EVO Payments to Provide Merchant Acquiring, Payment Processing for National Bank of Greece

National Bank of Greece

EVO Payments, which works with payment tech integrations and acquiring, has rolled out a new partnership with the National Bank of Greece to offer merchant acquiring and payment services, according to a Thursday (Dec. 16) press release.

The agreement will see the companies making a joint venture, with the bank spinning off its merchant acquiring business into something new, in which EVO will buy a 51% interest. 

The transaction will also see NBG referring customers to the joint venture. EVO will manage the venture and provide card acceptance solutions. 

NBG, founded in 1841, is the country’s biggest bank and supports over 5 million customers and almost 360 retail branches in Greece. NBG is also the biggest card issuer there. Greece has around 11 million people today, and card penetration is at 28%. The release says domestic pay volumes have been inching up since 2016, now totaling over $40 billion. 

With the partnership, EVO’s presence in Europe will see an expansion, and it will be able to capitalize on the new digital trends of the pandemic. 

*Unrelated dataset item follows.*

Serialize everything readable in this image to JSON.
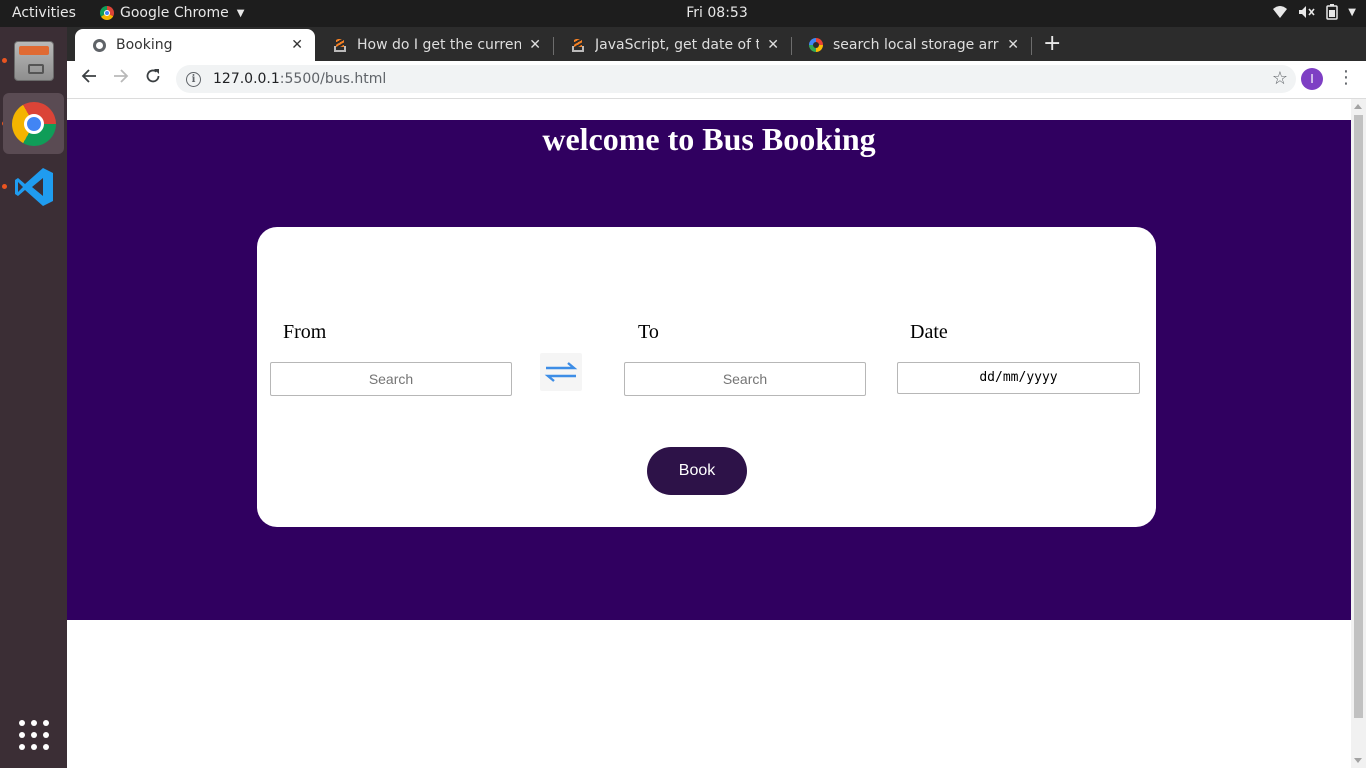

EVO CEO James G. Kelly said the company will be glad to expand its long-term marketing alliance. He said NBG will help “bring our proprietary solutions to the market and increase card acceptance.” 

“The Bank’s market-leading brand recognition and significant customer base will enable us to grow the merchant portfolio as we work together to deliver strong revenue growth,” he said, per the release. 

The transaction is likely to close in 2022, the release says. 

Greece and other hotspots like Spain have announced that they wouldn’t be closing their doors to American tourists as of the summertime COVID-19 surge. 

More here: European Vacation Spots Remain Open to Americans Despite EU Recommendation

In many cases, European nations have let Americans enter if they can prove vaccination or recovery from the virus, or a recent negative test. Europe had put the choices of how to act on the shoulders of every individual country. 

This led to several countries trying to make up for a year with no American tourists, so they ended up putting tourism concerns over pandemic safety going into the fall.